Loop for Better Hearing

I sat on my couch, astounded by the quality of the sound streaming into my ears. I could hear the network newscaster, announcing current events, crisply and clearly. I closed my eyes, realizing that I was understanding every word he was saying without having to view closed captions. I looked over at my husband, and with tears streaming from my eyes, I told him that I had not watched a television program without captioning since its inception in the 1980s. This dramatic change in my ability to hear television came after a hearing loop was installed in my family room.

Hearing loops have been around since 1937 but were not widely used until about twenty years ago. Loops emit a magnetic wireless signal which is picked up by the tele coil or t-coil in an aid or implant. To install a loop, wire must be placed around a room or public gathering place in a perfect square on the floor, around the ceiling or in an attic. Visible wiring can be pushed under carpeting or baseboards. Once the loop is established, an amplifier picks up output signals from a microphone, or a building’s sound system. At home, amplifiers receive signals from the audio output of your television or computer.

In the United States, one can find loops in churches, concert halls, and theaters. In Europe, they are common in airports, train and bus stations, and in most public venues. The Hearing Loss Association of America and The Association of Late Deafened Adults (ALDA) are trying to promote the use of hearing loops in train stations, airports, and other public gathering places here in America. You can go to the websites of these organizations to find more information about their loop initiatives. The Let’s Loop America website provides a great deal of information about loops and how they help those suffering from hearing loss.

The cost of a home loop varies depending on the size of the area that you want looped. Loop kits can be purchased online, and if you’re into DYI projects, you can install your own system for an average cost of $400.00. A friend of mine self-installed his family room loop and said it took him several days to figure out the technological nuances. He described the experience as frustrating. In the end, he was successful in getting his loop up and running. If you’re not able or unwilling to put time and effort into such a project then google search local companies who provide loops for homes. The company I used gave me a free quote and a great deal of advice for the area that I wanted looped. I was comforted by the fact that the salesperson wore hearing aids and knew and understood the nuances of what I was trying to achieve.

Though some may find the cost of a home loop high, you have to keep in mind that there is no maintenance and that loops work with any hearing device with a t-coil. So when you upgrade or purchase new devices from a different manufacturer, you will never have to buy another television adapter. I’ve used adapters from various hearing aid manufacturers and have paid as much as $500.00 dollars only to find that when I upgrade I have to have a new adapter. I now know that the sound quality on my new home loop is far superior to an adapter.
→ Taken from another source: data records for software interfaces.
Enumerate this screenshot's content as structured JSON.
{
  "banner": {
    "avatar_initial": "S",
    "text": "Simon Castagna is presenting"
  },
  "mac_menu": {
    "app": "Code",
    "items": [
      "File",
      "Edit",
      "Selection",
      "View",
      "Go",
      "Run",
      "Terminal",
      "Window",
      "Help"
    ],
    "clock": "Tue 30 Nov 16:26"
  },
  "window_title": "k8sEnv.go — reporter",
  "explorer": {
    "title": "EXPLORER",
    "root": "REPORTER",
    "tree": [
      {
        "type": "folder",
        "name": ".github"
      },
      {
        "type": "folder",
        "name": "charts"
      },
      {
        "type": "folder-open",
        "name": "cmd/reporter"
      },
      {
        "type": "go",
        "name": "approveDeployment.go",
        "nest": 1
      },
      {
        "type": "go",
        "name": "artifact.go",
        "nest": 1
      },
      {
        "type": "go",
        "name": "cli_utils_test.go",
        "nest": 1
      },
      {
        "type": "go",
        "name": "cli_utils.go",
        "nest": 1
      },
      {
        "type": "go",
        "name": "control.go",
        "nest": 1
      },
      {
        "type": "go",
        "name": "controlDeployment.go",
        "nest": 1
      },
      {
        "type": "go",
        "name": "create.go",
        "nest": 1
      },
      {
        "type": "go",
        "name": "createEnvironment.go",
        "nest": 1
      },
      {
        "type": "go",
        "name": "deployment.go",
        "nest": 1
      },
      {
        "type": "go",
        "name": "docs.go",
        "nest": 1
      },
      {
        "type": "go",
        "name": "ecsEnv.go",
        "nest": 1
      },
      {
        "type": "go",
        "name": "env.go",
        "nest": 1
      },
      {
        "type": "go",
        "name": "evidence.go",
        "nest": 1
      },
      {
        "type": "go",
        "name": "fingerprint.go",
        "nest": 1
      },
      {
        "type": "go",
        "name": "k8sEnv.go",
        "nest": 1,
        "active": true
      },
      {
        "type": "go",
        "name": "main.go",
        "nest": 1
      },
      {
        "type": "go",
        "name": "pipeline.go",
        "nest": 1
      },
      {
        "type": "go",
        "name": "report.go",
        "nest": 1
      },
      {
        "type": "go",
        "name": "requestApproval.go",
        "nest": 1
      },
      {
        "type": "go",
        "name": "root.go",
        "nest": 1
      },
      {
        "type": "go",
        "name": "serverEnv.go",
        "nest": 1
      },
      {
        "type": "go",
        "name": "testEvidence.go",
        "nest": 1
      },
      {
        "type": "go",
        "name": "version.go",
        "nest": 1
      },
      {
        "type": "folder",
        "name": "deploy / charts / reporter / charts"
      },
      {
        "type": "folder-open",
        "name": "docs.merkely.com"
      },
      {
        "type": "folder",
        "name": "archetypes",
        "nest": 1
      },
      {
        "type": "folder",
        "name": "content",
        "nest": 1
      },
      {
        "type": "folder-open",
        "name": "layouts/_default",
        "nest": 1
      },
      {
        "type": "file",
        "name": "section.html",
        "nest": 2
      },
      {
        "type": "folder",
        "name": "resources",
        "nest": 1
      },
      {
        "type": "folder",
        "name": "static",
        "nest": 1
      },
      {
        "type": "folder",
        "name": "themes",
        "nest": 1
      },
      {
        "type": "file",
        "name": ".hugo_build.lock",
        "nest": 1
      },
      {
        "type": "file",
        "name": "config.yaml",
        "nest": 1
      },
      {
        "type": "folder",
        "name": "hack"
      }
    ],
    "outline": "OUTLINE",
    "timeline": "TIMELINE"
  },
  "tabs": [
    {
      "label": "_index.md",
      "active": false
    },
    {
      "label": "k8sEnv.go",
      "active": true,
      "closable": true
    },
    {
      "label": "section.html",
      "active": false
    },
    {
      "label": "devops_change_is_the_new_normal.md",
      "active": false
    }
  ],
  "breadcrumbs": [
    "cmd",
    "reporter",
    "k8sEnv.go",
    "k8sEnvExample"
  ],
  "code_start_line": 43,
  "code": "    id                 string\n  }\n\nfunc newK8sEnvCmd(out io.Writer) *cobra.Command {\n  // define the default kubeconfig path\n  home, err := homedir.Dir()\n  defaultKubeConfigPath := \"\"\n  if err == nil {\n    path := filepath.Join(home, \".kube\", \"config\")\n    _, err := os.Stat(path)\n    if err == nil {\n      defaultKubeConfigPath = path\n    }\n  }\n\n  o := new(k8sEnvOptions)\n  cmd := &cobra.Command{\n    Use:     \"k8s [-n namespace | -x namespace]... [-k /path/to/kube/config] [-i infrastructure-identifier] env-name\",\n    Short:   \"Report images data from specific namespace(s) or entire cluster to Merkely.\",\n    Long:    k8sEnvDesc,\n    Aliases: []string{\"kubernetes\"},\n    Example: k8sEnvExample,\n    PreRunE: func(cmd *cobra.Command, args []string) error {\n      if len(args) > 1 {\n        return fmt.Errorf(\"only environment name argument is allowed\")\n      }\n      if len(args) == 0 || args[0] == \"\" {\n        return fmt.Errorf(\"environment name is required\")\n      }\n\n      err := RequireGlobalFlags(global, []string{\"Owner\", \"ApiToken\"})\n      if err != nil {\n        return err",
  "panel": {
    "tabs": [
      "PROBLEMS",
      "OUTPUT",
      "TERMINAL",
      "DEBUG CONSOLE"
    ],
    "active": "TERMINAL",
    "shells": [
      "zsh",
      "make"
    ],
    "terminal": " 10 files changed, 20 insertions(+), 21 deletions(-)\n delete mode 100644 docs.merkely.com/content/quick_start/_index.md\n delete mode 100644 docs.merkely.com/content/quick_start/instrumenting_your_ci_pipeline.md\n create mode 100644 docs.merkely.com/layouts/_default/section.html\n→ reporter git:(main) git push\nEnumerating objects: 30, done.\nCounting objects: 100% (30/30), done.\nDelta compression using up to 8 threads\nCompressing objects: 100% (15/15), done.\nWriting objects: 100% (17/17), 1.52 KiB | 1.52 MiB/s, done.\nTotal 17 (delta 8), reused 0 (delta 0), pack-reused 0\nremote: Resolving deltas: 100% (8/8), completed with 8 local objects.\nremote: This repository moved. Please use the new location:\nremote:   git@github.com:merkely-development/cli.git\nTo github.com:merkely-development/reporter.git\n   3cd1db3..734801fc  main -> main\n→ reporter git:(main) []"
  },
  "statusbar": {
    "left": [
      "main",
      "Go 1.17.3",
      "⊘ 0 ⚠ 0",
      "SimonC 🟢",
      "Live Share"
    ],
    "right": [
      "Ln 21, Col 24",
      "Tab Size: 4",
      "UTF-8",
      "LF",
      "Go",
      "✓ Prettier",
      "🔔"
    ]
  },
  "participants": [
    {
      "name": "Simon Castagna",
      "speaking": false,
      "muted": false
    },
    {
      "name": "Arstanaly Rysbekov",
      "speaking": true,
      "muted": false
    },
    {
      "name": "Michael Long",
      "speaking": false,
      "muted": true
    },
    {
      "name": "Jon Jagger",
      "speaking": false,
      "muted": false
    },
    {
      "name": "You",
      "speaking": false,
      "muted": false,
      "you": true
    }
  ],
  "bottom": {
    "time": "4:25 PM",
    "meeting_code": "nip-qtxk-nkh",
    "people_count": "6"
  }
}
Hearing loss of any kind disrupts one’s ability to enjoy all aspects of life. Hearing aids and cochlear implants do not restore normal hearing and depending on the severity of the loss, many wearers of these devices have to turn to technology to enhance their hearing, particularly when ambient noise is present. As we meander through the hearing world let us help ourselves by doing what we can to enhance our hearing capabilities.